So what new skill have I learnt?

After standing for what seemed like an eternity mumbling phrases like, “hmmmm, good question” and “let me think…”, I finally came up with one – consultative selling.

I’m the first to admit that I’m not a sales person – not by a long shot.  Cold calling scares me silly and selling has never been something I’ve considered myself good at – or even capable of.

But over the last few years, I’ve realized that it’s not that hard – in fact, at times, I really like it.

I give credit for that skill to a client – one in particular.  She was the HR manager at a franchise group of well-known fast food brands.  It was one of my very early sales calls, my first big potential one – and I was all by myself.  There I was, sitting in their boardroom, armed with my nifty powerpoint presentation and a list of bullet points to go through to tell her how great our product was.  And in she walked – or rather strode.

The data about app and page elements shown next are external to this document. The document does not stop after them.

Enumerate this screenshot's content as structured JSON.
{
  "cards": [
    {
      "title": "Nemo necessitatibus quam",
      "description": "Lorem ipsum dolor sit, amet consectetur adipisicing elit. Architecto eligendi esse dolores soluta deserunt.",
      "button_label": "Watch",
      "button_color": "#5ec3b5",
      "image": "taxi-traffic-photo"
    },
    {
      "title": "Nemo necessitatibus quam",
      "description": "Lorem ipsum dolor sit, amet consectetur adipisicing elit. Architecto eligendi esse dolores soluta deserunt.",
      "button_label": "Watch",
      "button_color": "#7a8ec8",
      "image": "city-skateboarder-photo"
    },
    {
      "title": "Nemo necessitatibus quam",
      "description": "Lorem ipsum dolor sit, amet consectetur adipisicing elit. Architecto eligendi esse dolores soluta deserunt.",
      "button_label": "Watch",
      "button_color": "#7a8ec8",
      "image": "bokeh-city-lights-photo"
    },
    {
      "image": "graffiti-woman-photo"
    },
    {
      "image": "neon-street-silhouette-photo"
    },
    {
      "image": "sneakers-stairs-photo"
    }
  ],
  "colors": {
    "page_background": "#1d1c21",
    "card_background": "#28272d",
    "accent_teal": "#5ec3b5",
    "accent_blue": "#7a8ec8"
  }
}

The first thing she did was pull every blind open, each one made a bang, then strode to me and shook my hand.  She sat (or rather plopped) down and, before I could say a word, said “So, tell me why I should buy anything from you?”

Talk about taken aback.

And then she smiled, very warmly.

I immediately let go of my breath, realizing that she was actually not at all terrifying but she was actually messing around with me and, without thinking any further, my competitive nature go the better of me so I smiled and said back “Well, why don’t you tell me what I’d need to do to be able to do that?”

And that’s where the magic happened.

She immediately gave me a list of all of the problems she had and all of the solutions she was looking for.  And I had the perfect client brief.

That one conversation taught me what consultative selling really is – finding out exactly what a potential client is looking for – and we use it every time now because it works.  It’s taken me from something i thought I hated – selling – to something I really enjoy for a number of reasons.  The first is that it gives me a way to know exactly how to position Workible to clients, it gives me true insight into what our clients want, it gives us ideas for further Workible features that our clients want (and will pay for)  and, just as importantly, it actually allows us to build relationships with our clients by talking about them.

And all of that gives us a huge competitive advantage in our market.

It’s an interesting question to pose to yourself – and I’ve just asked Alli (my partner in Workible crime) the same question.  Her answer?  “Hmmm…… I’ll have to think about that.”  Funny, huh?

See her answer in the next blog.  In the meantime, what’s yours?

What’s the most important skill I’ve learnt from our startup?